#### Extracted information
::::

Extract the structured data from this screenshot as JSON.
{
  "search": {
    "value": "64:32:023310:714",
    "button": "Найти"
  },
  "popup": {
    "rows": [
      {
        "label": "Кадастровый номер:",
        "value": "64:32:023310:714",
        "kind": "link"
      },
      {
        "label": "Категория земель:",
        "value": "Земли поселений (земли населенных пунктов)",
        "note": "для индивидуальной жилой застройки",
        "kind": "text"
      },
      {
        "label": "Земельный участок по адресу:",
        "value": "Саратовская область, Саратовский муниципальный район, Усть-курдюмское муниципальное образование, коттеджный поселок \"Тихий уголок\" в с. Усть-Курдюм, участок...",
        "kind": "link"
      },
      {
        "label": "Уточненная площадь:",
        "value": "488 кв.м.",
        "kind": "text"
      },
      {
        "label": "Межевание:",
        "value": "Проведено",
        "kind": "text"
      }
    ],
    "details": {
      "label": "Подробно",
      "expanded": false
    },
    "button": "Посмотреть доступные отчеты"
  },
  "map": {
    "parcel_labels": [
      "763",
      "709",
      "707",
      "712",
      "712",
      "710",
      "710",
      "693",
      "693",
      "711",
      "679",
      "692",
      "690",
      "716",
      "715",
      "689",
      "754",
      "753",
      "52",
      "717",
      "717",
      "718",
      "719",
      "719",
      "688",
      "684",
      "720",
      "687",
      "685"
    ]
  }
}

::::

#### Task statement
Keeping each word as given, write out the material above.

#### Reply
Extract the structured data from this screenshot as JSON.
{
  "search": {
    "value": "64:32:023310:714",
    "button": "Найти"
  },
  "popup": {
    "rows": [
      {
        "label": "Кадастровый номер:",
        "value": "64:32:023310:714",
        "kind": "link"
      },
      {
        "label": "Категория земель:",
        "value": "Земли поселений (земли населенных пунктов)",
        "note": "для индивидуальной жилой застройки",
        "kind": "text"
      },
      {
        "label": "Земельный участок по адресу:",
        "value": "Саратовская область, Саратовский муниципальный район, Усть-курдюмское муниципальное образование, коттеджный поселок \"Тихий уголок\" в с. Усть-Курдюм, участок...",
        "kind": "link"
      },
      {
        "label": "Уточненная площадь:",
        "value": "488 кв.м.",
        "kind": "text"
      },
      {
        "label": "Межевание:",
        "value": "Проведено",
        "kind": "text"
      }
    ],
    "details": {
      "label": "Подробно",
      "expanded": false
    },
    "button": "Посмотреть доступные отчеты"
  },
  "map": {
    "parcel_labels": [
      "763",
      "709",
      "707",
      "712",
      "712",
      "710",
      "710",
      "693",
      "693",
      "711",
      "679",
      "692",
      "690",
      "716",
      "715",
      "689",
      "754",
      "753",
      "52",
      "717",
      "717",
      "718",
      "719",
      "719",
      "688",
      "684",
      "720",
      "687",
      "685"
    ]
  }
}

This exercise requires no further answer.